Study blames vodka for Russian men's high death rate
Russian vodka (AFP)

Vodka was a key contributor to the high death rate of Russian men under 55, according to researchers who highlighted the near-immediate, life-extending benefits of cutting back.

The findings published in The Lancet medical journal add to the already vast body of evidence on the dangers of binge drinking.

Overall, a quarter of Russian men die before the age of 55. The equivalent death rate of British men was about seven percent.

For the study, researchers asked 151,000 Russians how much vodka they drank and then followed them for up to ten years, during which period 8,000 died.

Using a subgroup of some 57,000 men, all smokers, the team then determined "higher risks of death" among those who drank three or more half-litre bottles of vodka per week, than those who drank less than a bottle.

The death rate among 35-54-year-olds was 16 percent for less than a bottle a week, 20 percent for one to 2.9 bottles, and 35 percent for three or more bottles per week.

The causes for the excess mortality were mainly alcohol poisoning, accidents, violence, suicide and diseases like cancer.

" reinforces other evidence that vodka is a major cause of the high risk of premature death in Russian adults," said the study.

It found that health policy was also a factor -- under restrictions imposed by Mikhail Gorbachev alcohol consumption and death rates fell about 25 percent, rising again after the collapse of communism.

"Since the 2006 Russian alcohol policy reforms, the consumption of spirits has fallen by about a third and so has the risk of death before age 55, although that risk is still substantial," said a statement.

Study leader David Zaridze from the Russian Cancer Research Centre in Moscow said this finding illustrated that "people who drink spirits in hazardous ways greatly reduce their risk of premature death as soon as they stop".

In a comment on the study, Juergen Rehm from the Centre for Addiction and Mental Health in Toronto said the volume of alcohol consumed in Russia on its own could not explain the higher mortality.

"It is the combination of high overall volume with the specific pattern of episodic binges," he said.

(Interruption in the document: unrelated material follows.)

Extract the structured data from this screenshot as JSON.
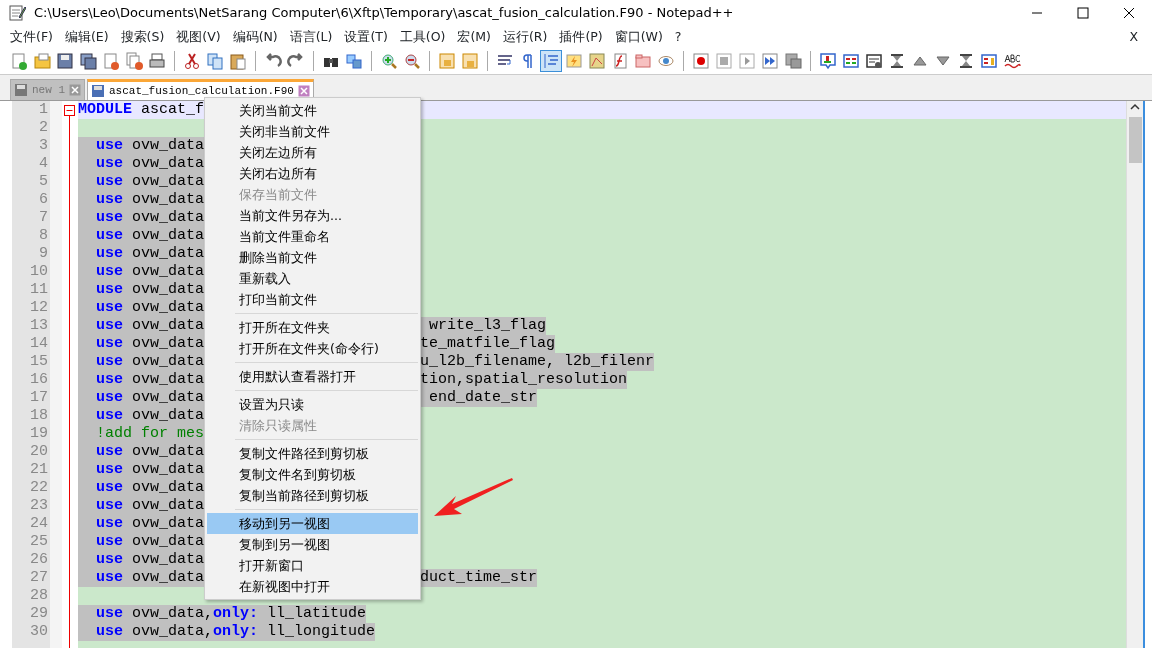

"Since the average live expectancy from birth for men in Russia is still only 64 years, ranking among the lowest 50 countries in the world, more effective alcohol and tobacco policy measures are urgently needed."